Joao Moreira is too good. They say the mark of a great sportsman is when they have to change the rules of the game they play because of them – think Donald Bradman and cricket, Walter Lindrum and billiards, and so on. So when do the Jockey Club start giving Moreira two pounds extra just to slow him down?
As alluded to in colleague Alan Aitken’s On The Rails column last week, local jockeys losing a two pound weight allowance after 250 winners was the least of their worries in the end. The arrival of Moreira, who weighs in at 113 pounds or perhaps even less, has also eroded the one advantage the local lads had when trying to counter the overseas invasion – being able to ride lightweight chances. The presence of top class featherweights Karis Teetan and Mirco Demuro isn’t helping much either.
The Jockey Club licensing committee has long desired diversity within the jockey roster, to break the Australian/South African stranglehold, and the current crop certainly ticks that box – although a top class Englishman wouldn’t go astray.
A list of the nationalities of winning jockeys reads like a FIFA World Cup winners – if Australia, China, South Africa or Ireland ever had a chance of winning that gong. Here’s the nationality of the last 18 winning jockeys, that is, those who won at the last two meetings: Brazil, Ireland, Italy, Brazil, Brazil, Brazil, China, France, Brazil, France, Italy, Brazil, Italy, South Africa, Australia, South Africa, Brazil, Italy.
Two things jump out immediately – China, one winner, and Brazil, seven winners, and that’s one guy – that man Moreira. But even Brazil’s Samba Boys couldn’t match a strike rate of seven from 18, and even though it is not a serious suggestion that Moreira be given two pounds extra to carry, he is certainly causing mayhem, and not just for his rival jockeys.
Moreira’s strike rate is so high he is forcing professional punters to reconfigure their systems, and his effect on betting markets seems astounding. There is no way of quantifying how much effect a single jockey can have on the odds of the horse he is riding – that is, how much shorter a Moreira mount is because he is on board, compared to the price it would be if an average jockey rode it?
Let’s take a guess, judging by some of the crazy quotes his ‘lesser lights’ have gone around – 25 per cent? That’s probably conservative, and in some cases it might be more than a third. That is to say, a 15-1 chance might start single figures because of the Magic Man’s midas touch.

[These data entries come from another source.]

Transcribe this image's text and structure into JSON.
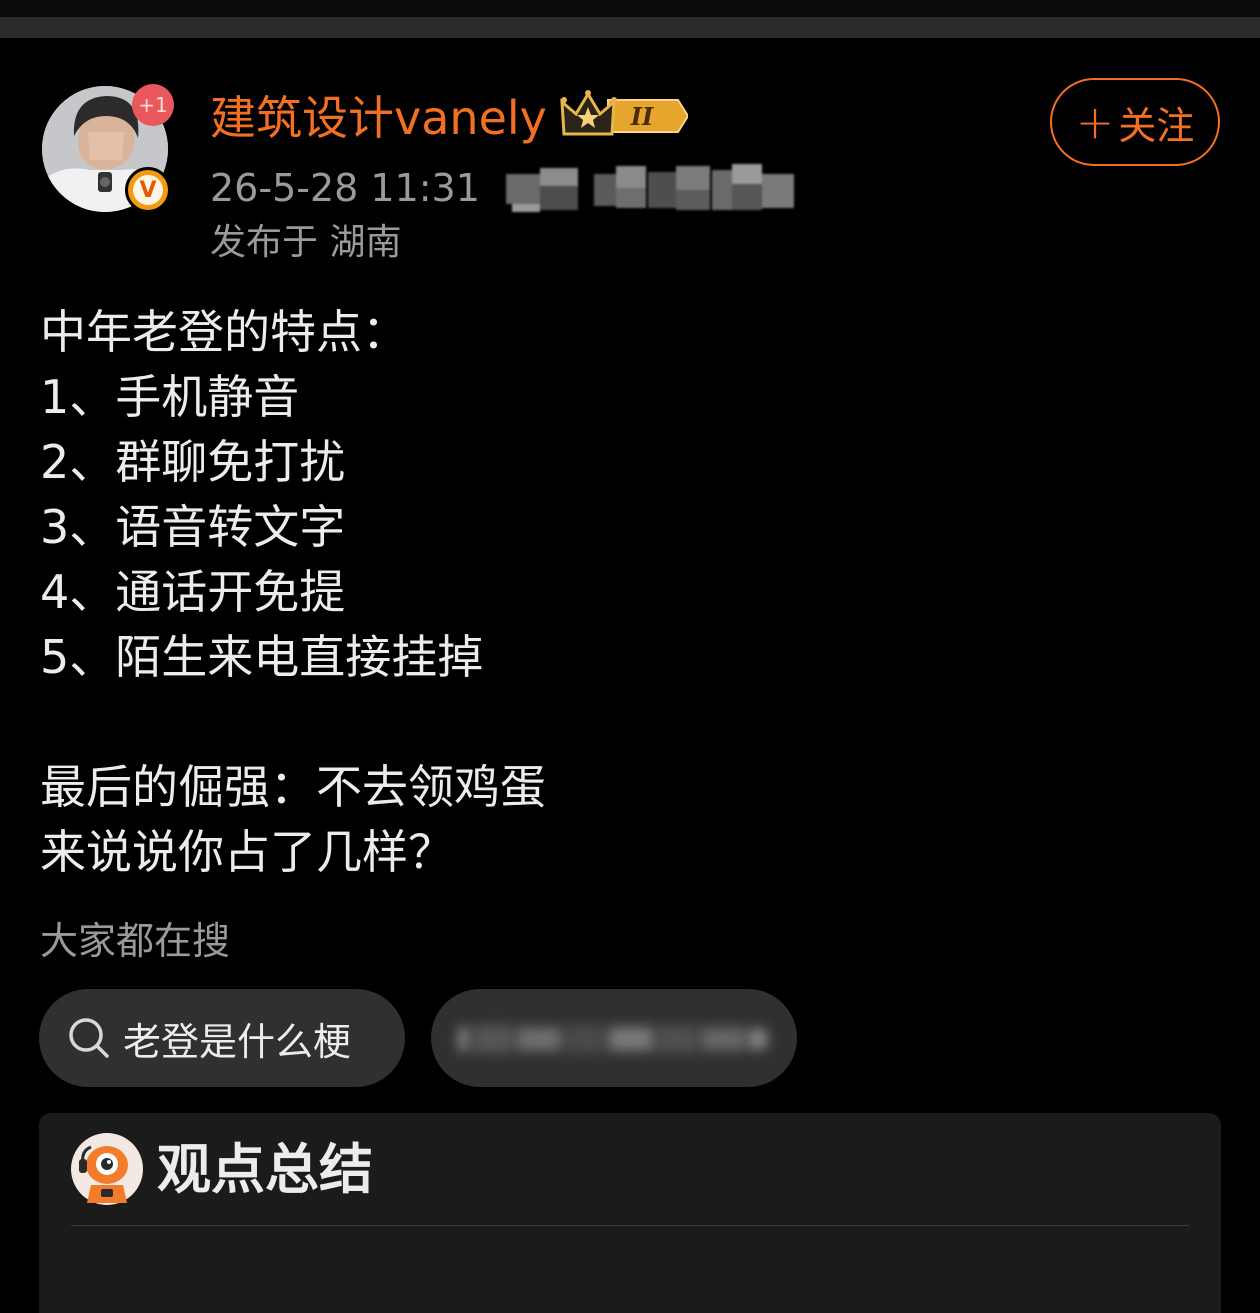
{
  "author": {
    "name": "建筑设计vanely",
    "avatar_badge": "+1",
    "verified_badge": "V",
    "vip_level": "II",
    "post_time": "26-5-28 11:31",
    "location": "发布于 湖南"
  },
  "follow_button": {
    "icon": "plus-icon",
    "label": "关注"
  },
  "post": {
    "lines": [
      "中年老登的特点：",
      "1、手机静音",
      "2、群聊免打扰",
      "3、语音转文字",
      "4、通话开免提",
      "5、陌生来电直接挂掉",
      "最后的倔强：不去领鸡蛋",
      "来说说你占了几样？"
    ]
  },
  "search": {
    "heading": "大家都在搜",
    "chips": [
      {
        "icon": "search-icon",
        "label": "老登是什么梗"
      }
    ]
  },
  "summary_card": {
    "icon": "robot-icon",
    "title": "观点总结"
  },
  "colors": {
    "accent": "#f27023",
    "background": "#000000",
    "text": "#ececec",
    "muted_text": "#9a9a9a",
    "chip_bg": "#303030",
    "card_bg": "#1b1b1b"
  }
}
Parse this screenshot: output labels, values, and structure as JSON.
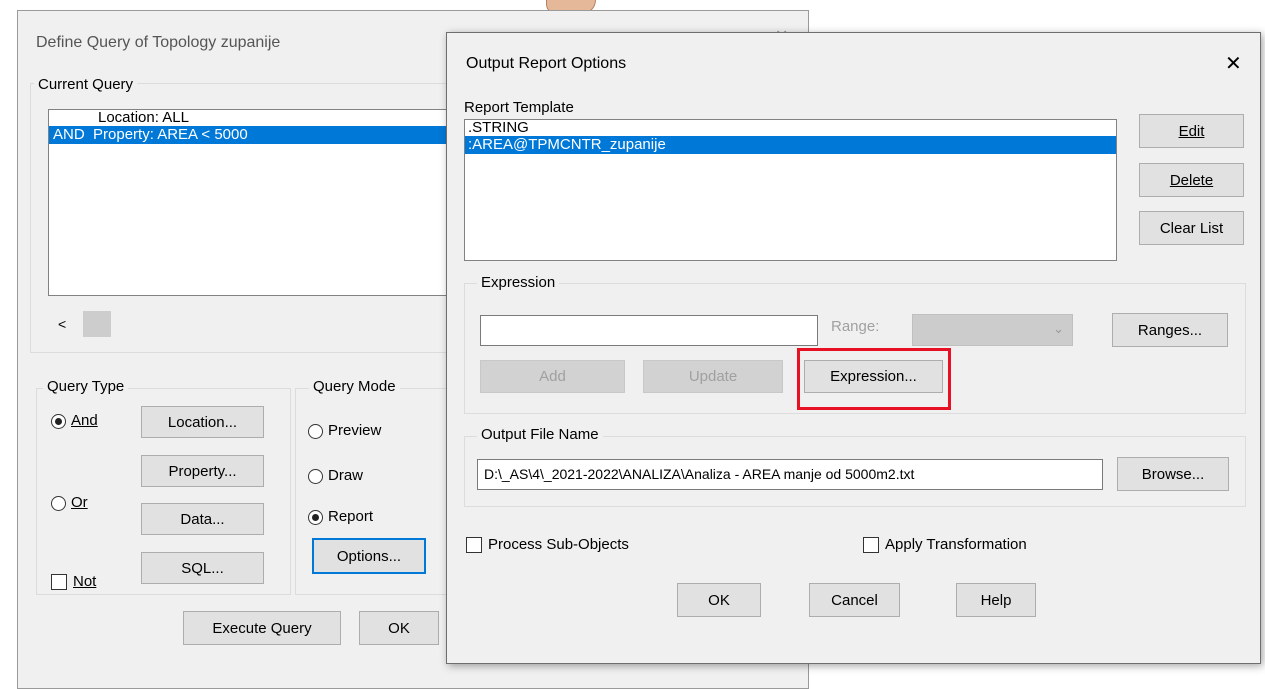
{
  "bg_dialog": {
    "title": "Define Query of Topology zupanije",
    "current_query": {
      "label": "Current Query",
      "rows": [
        "Location: ALL",
        "AND  Property: AREA < 5000"
      ],
      "scroll_left": "<"
    },
    "query_type": {
      "label": "Query Type",
      "and_label": "And",
      "or_label": "Or",
      "not_label": "Not",
      "location_btn": "Location...",
      "property_btn": "Property...",
      "data_btn": "Data...",
      "sql_btn": "SQL..."
    },
    "query_mode": {
      "label": "Query Mode",
      "preview_label": "Preview",
      "draw_label": "Draw",
      "report_label": "Report",
      "options_btn": "Options..."
    },
    "execute_btn": "Execute Query",
    "ok_btn": "OK",
    "close_glyph": "✕"
  },
  "dialog": {
    "title": "Output Report Options",
    "close_glyph": "✕",
    "report_template": {
      "label": "Report Template",
      "items": [
        ".STRING",
        ":AREA@TPMCNTR_zupanije"
      ],
      "edit_btn": "Edit",
      "delete_btn": "Delete",
      "clear_btn": "Clear List"
    },
    "expression": {
      "label": "Expression",
      "input_value": "",
      "range_label": "Range:",
      "range_value": "",
      "ranges_btn": "Ranges...",
      "add_btn": "Add",
      "update_btn": "Update",
      "expression_btn": "Expression..."
    },
    "output_file": {
      "label": "Output File Name",
      "path": "D:\\_AS\\4\\_2021-2022\\ANALIZA\\Analiza - AREA manje od 5000m2.txt",
      "browse_btn": "Browse..."
    },
    "process_sub_objects": "Process Sub-Objects",
    "apply_transformation": "Apply Transformation",
    "ok_btn": "OK",
    "cancel_btn": "Cancel",
    "help_btn": "Help"
  },
  "colors": {
    "selection": "#0078d7",
    "highlight": "#e81123",
    "dialog_bg": "#f0f0f0"
  }
}
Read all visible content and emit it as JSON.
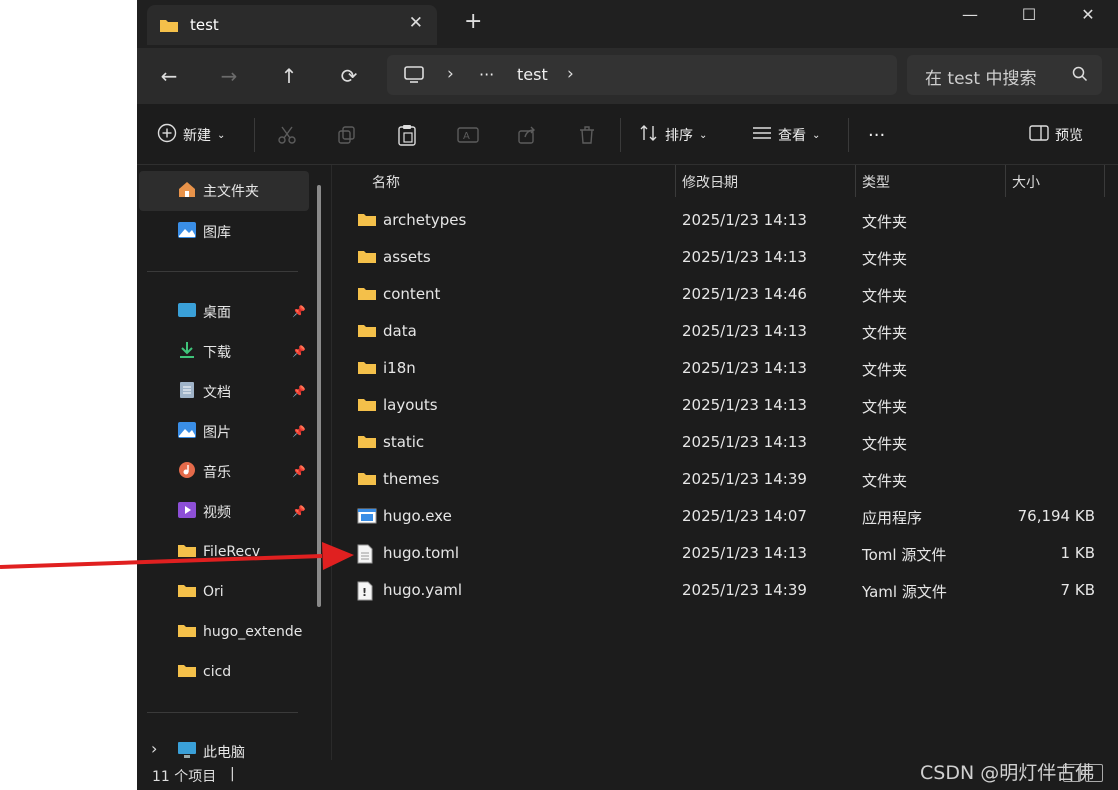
{
  "window": {
    "tab_title": "test",
    "close_tab": "✕",
    "new_tab": "+"
  },
  "controls": {
    "minimize": "—",
    "maximize": "☐",
    "close": "✕"
  },
  "nav": {
    "back": "←",
    "forward": "→",
    "up": "↑",
    "refresh": "⟳"
  },
  "address": {
    "separator": "›",
    "more": "···",
    "crumb": "test"
  },
  "search": {
    "placeholder": "在 test 中搜索"
  },
  "toolbar": {
    "new_label": "新建",
    "sort_label": "排序",
    "view_label": "查看",
    "more_label": "···",
    "preview_label": "预览"
  },
  "sidebar": {
    "home": "主文件夹",
    "gallery": "图库",
    "pinned": [
      {
        "label": "桌面",
        "icon": "desktop-icon"
      },
      {
        "label": "下载",
        "icon": "download-icon"
      },
      {
        "label": "文档",
        "icon": "documents-icon"
      },
      {
        "label": "图片",
        "icon": "pictures-icon"
      },
      {
        "label": "音乐",
        "icon": "music-icon"
      },
      {
        "label": "视频",
        "icon": "video-icon"
      }
    ],
    "folders": [
      "FileRecv",
      "Ori",
      "hugo_extende",
      "cicd"
    ],
    "this_pc": "此电脑",
    "expand": "›"
  },
  "columns": {
    "name": "名称",
    "modified": "修改日期",
    "type": "类型",
    "size": "大小"
  },
  "files": [
    {
      "name": "archetypes",
      "date": "2025/1/23 14:13",
      "type": "文件夹",
      "size": "",
      "kind": "folder"
    },
    {
      "name": "assets",
      "date": "2025/1/23 14:13",
      "type": "文件夹",
      "size": "",
      "kind": "folder"
    },
    {
      "name": "content",
      "date": "2025/1/23 14:46",
      "type": "文件夹",
      "size": "",
      "kind": "folder"
    },
    {
      "name": "data",
      "date": "2025/1/23 14:13",
      "type": "文件夹",
      "size": "",
      "kind": "folder"
    },
    {
      "name": "i18n",
      "date": "2025/1/23 14:13",
      "type": "文件夹",
      "size": "",
      "kind": "folder"
    },
    {
      "name": "layouts",
      "date": "2025/1/23 14:13",
      "type": "文件夹",
      "size": "",
      "kind": "folder"
    },
    {
      "name": "static",
      "date": "2025/1/23 14:13",
      "type": "文件夹",
      "size": "",
      "kind": "folder"
    },
    {
      "name": "themes",
      "date": "2025/1/23 14:39",
      "type": "文件夹",
      "size": "",
      "kind": "folder"
    },
    {
      "name": "hugo.exe",
      "date": "2025/1/23 14:07",
      "type": "应用程序",
      "size": "76,194 KB",
      "kind": "exe"
    },
    {
      "name": "hugo.toml",
      "date": "2025/1/23 14:13",
      "type": "Toml 源文件",
      "size": "1 KB",
      "kind": "doc"
    },
    {
      "name": "hugo.yaml",
      "date": "2025/1/23 14:39",
      "type": "Yaml 源文件",
      "size": "7 KB",
      "kind": "yaml"
    }
  ],
  "status": {
    "count": "11 个项目",
    "cursor": "|"
  },
  "watermark": "CSDN @明灯伴古佛",
  "colors": {
    "folder": "#f4c04a",
    "arrow": "#e02020",
    "background": "#1c1c1c"
  }
}
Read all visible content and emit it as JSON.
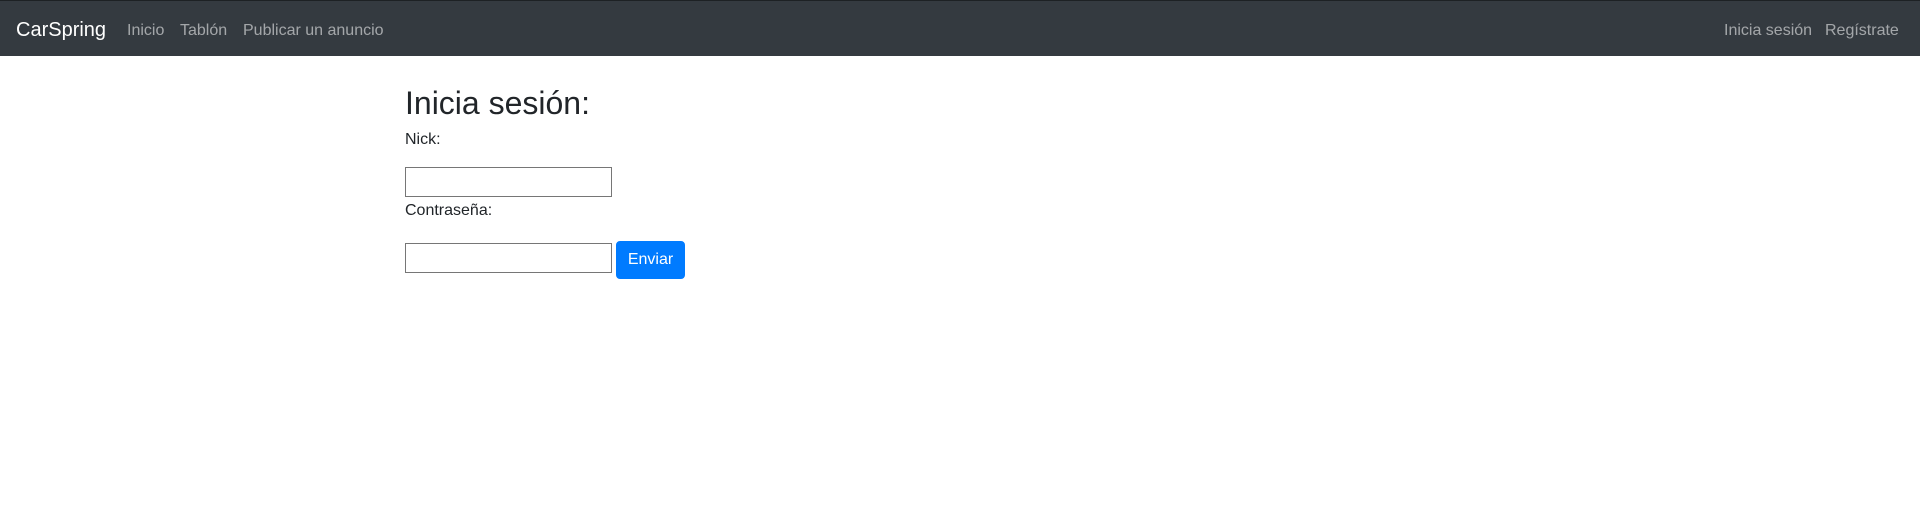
{
  "navbar": {
    "brand": "CarSpring",
    "left_links": [
      "Inicio",
      "Tablón",
      "Publicar un anuncio"
    ],
    "right_links": [
      "Inicia sesión",
      "Regístrate"
    ]
  },
  "login": {
    "title": "Inicia sesión:",
    "nick_label": "Nick:",
    "nick_value": "",
    "password_label": "Contraseña:",
    "password_value": "",
    "submit_label": "Enviar"
  },
  "colors": {
    "navbar_bg": "#343a40",
    "primary": "#007bff",
    "text": "#212529"
  }
}
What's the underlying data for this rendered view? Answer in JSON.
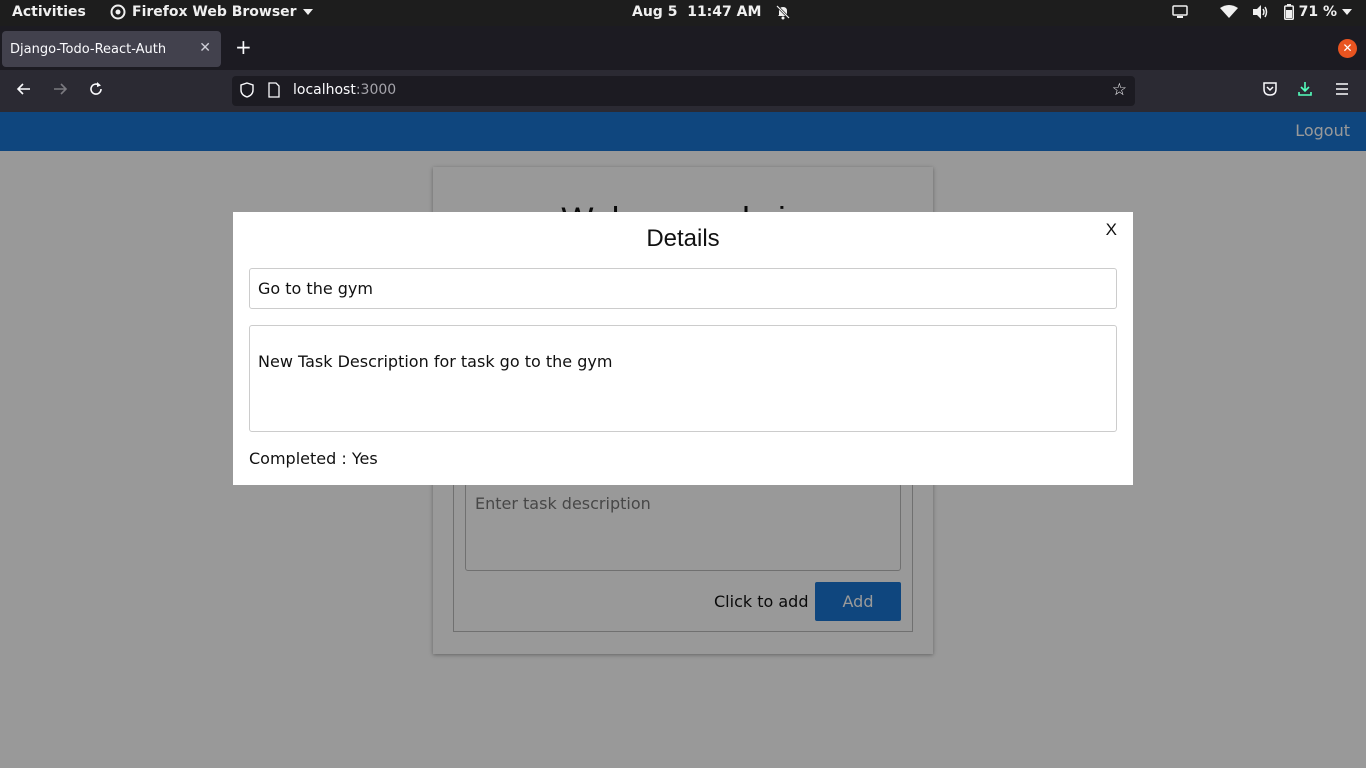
{
  "system_bar": {
    "activities": "Activities",
    "app_name": "Firefox Web Browser",
    "date": "Aug 5",
    "time": "11:47 AM",
    "battery": "71 %",
    "icons": [
      "firefox-icon",
      "chevron-down-icon",
      "bell-off-icon",
      "screen-share-icon",
      "wifi-icon",
      "volume-icon",
      "battery-icon",
      "chevron-down-icon"
    ]
  },
  "browser": {
    "tab_title": "Django-Todo-React-Auth",
    "url_host": "localhost",
    "url_port": ":3000",
    "colors": {
      "chrome": "#2b2a33",
      "tabstrip": "#1c1b22",
      "close_accent": "#e95420"
    }
  },
  "app": {
    "logout": "Logout",
    "welcome": "Welcome admin",
    "description_placeholder": "Enter task description",
    "add_label": "Click to add",
    "add_button": "Add",
    "accent": "#1976d2"
  },
  "modal": {
    "title": "Details",
    "close": "X",
    "task_title": "Go to the gym",
    "task_description": "New Task Description for task go to the gym",
    "completed": "Completed : Yes"
  }
}
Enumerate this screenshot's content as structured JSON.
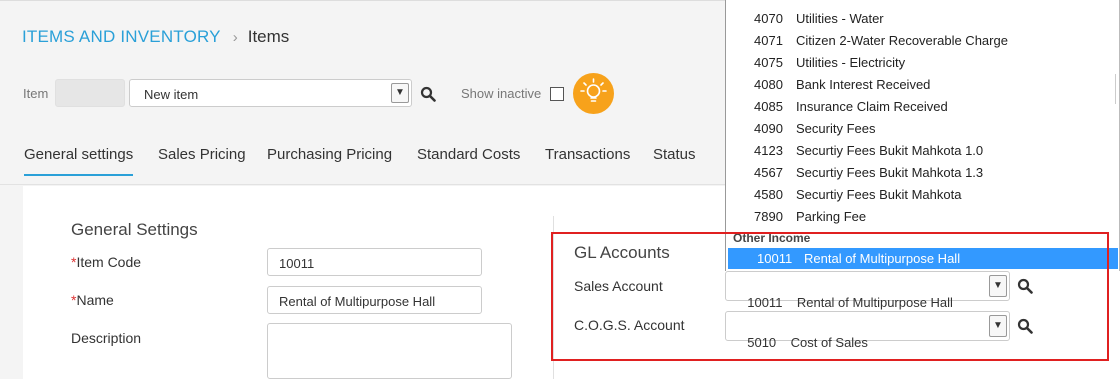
{
  "breadcrumb": {
    "section": "ITEMS AND INVENTORY",
    "separator": "›",
    "current": "Items"
  },
  "filter": {
    "item_label": "Item",
    "item_code_value": "",
    "item_select_value": "New item",
    "show_inactive_label": "Show inactive",
    "show_inactive_checked": false
  },
  "tabs": [
    {
      "label": "General settings",
      "active": true
    },
    {
      "label": "Sales Pricing"
    },
    {
      "label": "Purchasing Pricing"
    },
    {
      "label": "Standard Costs"
    },
    {
      "label": "Transactions"
    },
    {
      "label": "Status"
    }
  ],
  "general": {
    "title": "General Settings",
    "required_mark": "*",
    "item_code_label": "Item Code",
    "item_code_value": "10011",
    "name_label": "Name",
    "name_value": "Rental of Multipurpose Hall",
    "description_label": "Description",
    "description_value": ""
  },
  "gl": {
    "title": "GL Accounts",
    "sales_label": "Sales Account",
    "sales_value": "10011    Rental of Multipurpose Hall",
    "cogs_label": "C.O.G.S. Account",
    "cogs_value": "5010    Cost of Sales"
  },
  "dropdown": {
    "items": [
      {
        "code": "4070",
        "name": "Utilities - Water"
      },
      {
        "code": "4071",
        "name": "Citizen 2-Water Recoverable Charge"
      },
      {
        "code": "4075",
        "name": "Utilities - Electricity"
      },
      {
        "code": "4080",
        "name": "Bank Interest Received"
      },
      {
        "code": "4085",
        "name": "Insurance Claim Received"
      },
      {
        "code": "4090",
        "name": "Security Fees"
      },
      {
        "code": "4123",
        "name": "Securtiy Fees Bukit Mahkota 1.0"
      },
      {
        "code": "4567",
        "name": "Securtiy Fees Bukit Mahkota 1.3"
      },
      {
        "code": "4580",
        "name": "Securtiy Fees Bukit Mahkota"
      },
      {
        "code": "7890",
        "name": "Parking Fee"
      }
    ],
    "group_label": "Other Income",
    "selected": {
      "code": "10011",
      "name": "Rental of Multipurpose Hall"
    }
  },
  "colors": {
    "accent": "#2aa0d8",
    "selection": "#3399ff",
    "highlight_border": "#e02020",
    "bulb": "#f7a21b"
  },
  "icons": {
    "search": "search-icon",
    "bulb": "lightbulb-icon",
    "dropdown": "chevron-down-icon"
  }
}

The thing is, Moreira seems to justify the short odds more and more, because – as they say – “horses just run for him” and he keeps winning. He has ridden 14 winners from his last 42 rides – that’s one in three.
Scary thing is, there’s probably room for improvement too. It wasn’t long ago that Moreira’s issues with careless riding charges might have scuppered his Jockeys’ Championship hopes, but after a period where he appeared to be “riding on egg shells”, he now seems to have struck a balance between flow, aggression and some sort of duty of care to his fellow riders. There’s a lot more looking both ways before Moreira crosses the road, or the field, as it were.
And as Moreira inevitably improves as he adjusts to all things Hong Kong – smog and crowded shopping malls included – could it turn out that he is even more suited to Hong Kong than Singapore?
Hong Kong racing features wide handicaps in a limited horse population,, so let’s say Moreira is two pounds better than the average Hong Kong jockey, perhaps a very conservative estimate on current form. That makes a huge difference. We are also dealing with tighter tracks, where tactics matter more and which allows one of Moreira’s best attributes comes into play – his ability to get a horse up and running out of the gates, positioning them quickly. He also seems to have got the hang of the Valley and jockeys matter more there than perhaps any track, anywhere in the world.
Moreira now has 38 winners and now trails Zac Purton by 17. He is closing that fast with trebles and four-timers galore, that he may have closed in on at least equal favouritism for the title too. Well, put it this way, you would be very nervous had you taken odds-on about Purton at any stage before now.
The Brazilian is like so many champions – even though he is completely destroying and demoralising the competition, he is doing it all with a childlike enthusiasm and smile on his face. Watch him when he wins a Class Four, it’s as though he has never won a race in his life, he is that happy. There’s obviously a steely resolve and an out-and-out assassin under the Simon the Likeable exterior, though, for Moreira is just too good to be doing this for fun.